There is intrigue at play, claims Mr. Clark, by those interests who wish to force Nigeria on the path of hysteria by making the nation “ungovernable” under Jonathan, whom they have dubbed, “a drunken fisherman and a weakling unfit to govern.”
Edwin Clark did not pull punches. He specifically mentions two former military Heads of State from the Northern parts of this federation: Muhammadu Buhari and Ibrahim Babangida. “Let them publicly condemn Boko Haram if they are sincere” Edwin Clark declared to these men. Clark has raised the first public challenge to two people critical to the development of Nigeria’s national security challenges.
Clark’s challenge is critical because it comes at the very backdrops of the recent “Ramadan letter” written jointly by Mr. Olusegun Obasanjo and Mr. Ibrahim Babangida, two Generals of the Nigerian Army and former Heads of state of Nigeria.
President Obasanjo and General Babangida jointly reaffirmed the belief in the continued existence of Nigeria and the need to close grounds in their letter. I should of course say that as letters of compromise go, the Obasanjo/Babangida letter to Nigerians is a declaration of hoary intent but carries no moral force.
Why? We must go back to the issues raised by Edwin Clark, himself, not exactly an innocent bystander in the serial ruin of Nigeria since January 1966. But as Edwin Clark declares, Boko Haram and sundry matters did not begin with Goodluck Jonathan (although it is now up to him to deal with it. That’s why he is president). Insecurity did not begin with him.
The level of corruption under the Babangida and Obasanjo administrations, which indeed are the roots of Nigeria’s national moral and security crisis, is without compare. It might simply, finally be that Boko Haram is the beginning of the revolt of ordinary people, who have seen the utter desiccation and looting of Nigeria by the military and civilian oligarchy we call the Nigerian elite.

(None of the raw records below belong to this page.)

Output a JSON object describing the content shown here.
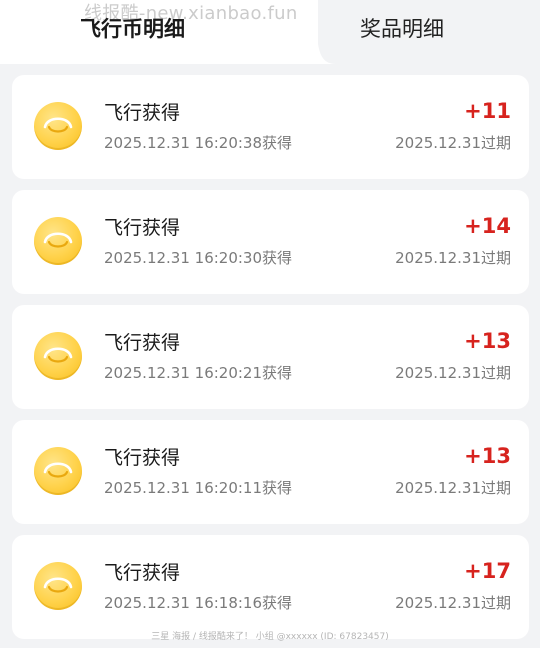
{
  "tabs": [
    {
      "label": "飞行币明细",
      "active": true
    },
    {
      "label": "奖品明细",
      "active": false
    }
  ],
  "watermark": "线报酷-new.xianbao.fun",
  "records": [
    {
      "title": "飞行获得",
      "time": "2025.12.31 16:20:38获得",
      "amount": "+11",
      "expire": "2025.12.31过期"
    },
    {
      "title": "飞行获得",
      "time": "2025.12.31 16:20:30获得",
      "amount": "+14",
      "expire": "2025.12.31过期"
    },
    {
      "title": "飞行获得",
      "time": "2025.12.31 16:20:21获得",
      "amount": "+13",
      "expire": "2025.12.31过期"
    },
    {
      "title": "飞行获得",
      "time": "2025.12.31 16:20:11获得",
      "amount": "+13",
      "expire": "2025.12.31过期"
    },
    {
      "title": "飞行获得",
      "time": "2025.12.31 16:18:16获得",
      "amount": "+17",
      "expire": "2025.12.31过期"
    }
  ],
  "footer_note": "三星 海报 / 线报酷来了！ 小组 @xxxxxx (ID: 67823457)",
  "colors": {
    "amount": "#d7231e",
    "coin": "#ffd24a",
    "background": "#f2f3f5"
  }
}
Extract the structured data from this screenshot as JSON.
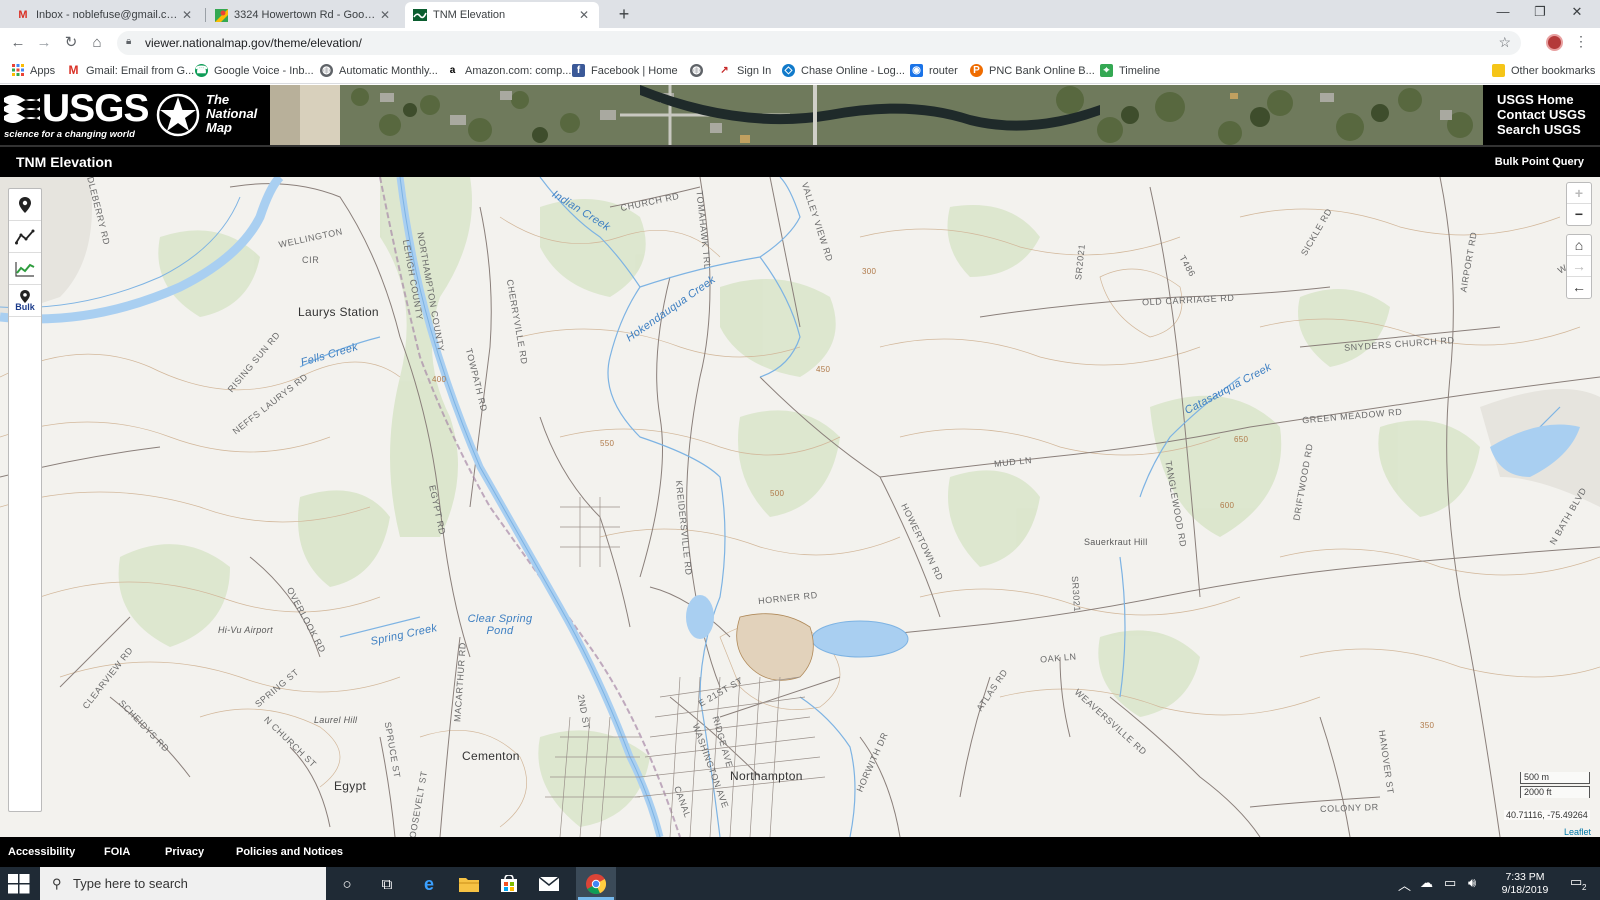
{
  "browser": {
    "tabs": [
      {
        "title": "Inbox - noblefuse@gmail.com - Gmail",
        "icon": "gmail-icon"
      },
      {
        "title": "3324 Howertown Rd - Google Maps",
        "icon": "google-maps-icon"
      },
      {
        "title": "TNM Elevation",
        "icon": "usgs-tnm-icon"
      }
    ],
    "url": "viewer.nationalmap.gov/theme/elevation/",
    "bookmarks": [
      {
        "label": "Apps",
        "icon": "apps-grid-icon"
      },
      {
        "label": "Gmail: Email from G...",
        "icon": "gmail-icon"
      },
      {
        "label": "Google Voice - Inb...",
        "icon": "google-voice-icon"
      },
      {
        "label": "Automatic Monthly...",
        "icon": "globe-icon"
      },
      {
        "label": "Amazon.com: comp...",
        "icon": "amazon-icon"
      },
      {
        "label": "Facebook | Home",
        "icon": "facebook-icon"
      },
      {
        "label": "",
        "icon": "globe-icon"
      },
      {
        "label": "Sign In",
        "icon": "sign-in-icon"
      },
      {
        "label": "Chase Online - Log...",
        "icon": "chase-icon"
      },
      {
        "label": "router",
        "icon": "router-icon"
      },
      {
        "label": "PNC Bank Online B...",
        "icon": "pnc-icon"
      },
      {
        "label": "Timeline",
        "icon": "google-maps-icon"
      }
    ],
    "other_bookmarks": "Other bookmarks"
  },
  "usgs": {
    "wordmark": "USGS",
    "tagline": "science for a changing world",
    "tnm_words": [
      "The",
      "National",
      "Map"
    ],
    "links": [
      "USGS Home",
      "Contact USGS",
      "Search USGS"
    ]
  },
  "app": {
    "title": "TNM Elevation",
    "bulk_point_query": "Bulk Point Query"
  },
  "map": {
    "tools": [
      {
        "name": "point-tool",
        "icon": "map-pin-icon",
        "label": ""
      },
      {
        "name": "profile-tool",
        "icon": "line-profile-icon",
        "label": ""
      },
      {
        "name": "elevation-chart-tool",
        "icon": "elevation-chart-icon",
        "label": ""
      },
      {
        "name": "bulk-tool",
        "icon": "map-pin-icon",
        "label": "Bulk"
      }
    ],
    "zoom": {
      "in": "+",
      "out": "−"
    },
    "nav": {
      "home": "⌂",
      "forward": "→",
      "back": "←"
    },
    "labels": {
      "places": [
        "Laurys Station",
        "Cementon",
        "Northampton",
        "Egypt",
        "Sauerkraut Hill",
        "Laurel Hill",
        "Hi-Vu Airport"
      ],
      "water": [
        "Indian Creek",
        "Hokendauqua Creek",
        "Fells Creek",
        "Catasauqua Creek",
        "Spring Creek",
        "Clear Spring Pond"
      ],
      "roads": [
        "CHURCH RD",
        "WELLINGTON",
        "CIR",
        "NORTHAMPTON COUNTY",
        "LEHIGH COUNTY",
        "TOWPATH RD",
        "CHERRYVILLE RD",
        "RISING SUN RD",
        "NEFFS LAURYS RD",
        "EGYPT RD",
        "MACARTHUR RD",
        "HORNER RD",
        "HOWERTOWN RD",
        "MUD LN",
        "OLD CARRIAGE RD",
        "SNYDERS CHURCH RD",
        "GREEN MEADOW RD",
        "DRIFTWOOD RD",
        "TANGLEWOOD RD",
        "OAK LN",
        "WEAVERSVILLE RD",
        "HANOVER ST",
        "COLONY DR",
        "AIRPORT RD",
        "N BATH BLVD",
        "E 21ST ST",
        "VALLEY VIEW RD",
        "TOMAHAWK TRL",
        "SR2021",
        "SR3021",
        "OVERLOOK RD",
        "SPRING ST",
        "N CHURCH ST",
        "SPRUCE ST",
        "CLEARVIEW RD",
        "SCHEIDYS RD",
        "ROOSEVELT ST",
        "WASHINGTON AVE",
        "KREIDERSVILLE RD",
        "W MAIN",
        "SICKLE RD",
        "T486",
        "ATLAS RD",
        "HORWITH DR",
        "CANAL",
        "RIDGE AVE",
        "MIDDLEBERRY RD",
        "2ND ST"
      ],
      "elevations": [
        "550",
        "450",
        "500",
        "400",
        "600",
        "650",
        "350",
        "300"
      ]
    },
    "scale": {
      "metric": "500 m",
      "imperial": "2000 ft"
    },
    "coordinates": "40.71116, -75.49264",
    "attribution": "Leaflet"
  },
  "footer": {
    "links": [
      "Accessibility",
      "FOIA",
      "Privacy",
      "Policies and Notices"
    ]
  },
  "taskbar": {
    "search_placeholder": "Type here to search",
    "time": "7:33 PM",
    "date": "9/18/2019",
    "notification_count": "2"
  }
}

Under Obasanjo’s second administration alone, we have had such “high profile” cases of alleged looting of the public treasury that includes Jigawa’s Saminu Turaki, Ayo Fayose of Ekiti, Enugu’s Chimaroke Nnamani, Abia’s Orji Uzo Kalu, and others including Adamu Abdullahi, James Ibori, Jolly Nyame, Babalola Aborishade, Femi Fani-Kayode, Boni Haruna, Joshua Dariye, Attahiru Baffarawa, and many others, whose activities have enervated the Nigerian state but the cases against them have been stymied at the tribunals. But these are a tip of the iceberg.
General Obasanjo and his own personal interests have yet to be fully and effectively investigated, neither have Nigerians forgotten or have been given full accounting of the years of piracy under the Babangida-Abacha duet or relay of infamy under which Nigeria lost every modicum of national purpose and integrity.
It feels therefore like a mockery of Nigerians when the two Generals – very central to the Nigerian situation today – write a “Ramadan letter” talking pumpkins to Nigerians. Poverty and corruption is the legacy of their service to Nigeria. Poverty leads to destitution and destitution leads to disillusion, and national disillusion is the greatest security threat to Nigeria today.
True, some may be mining the core of that disillusion to create the situation of rapid discontent and ungovernability – a true challenge to the nation – but to deal with this question, Nigeria needs a different compromise; different and bolder than contained in the Ramadan letters of two complicit Generals.
Something which Edwin Clark said in his lecture on the state of the federation is quite apt in that regard: President Jonathan should as a matter of urgency compel the National Assembly to convoke the National Conference as a way of discussing all the issues threatening Nigeria today. This is the historical imperative.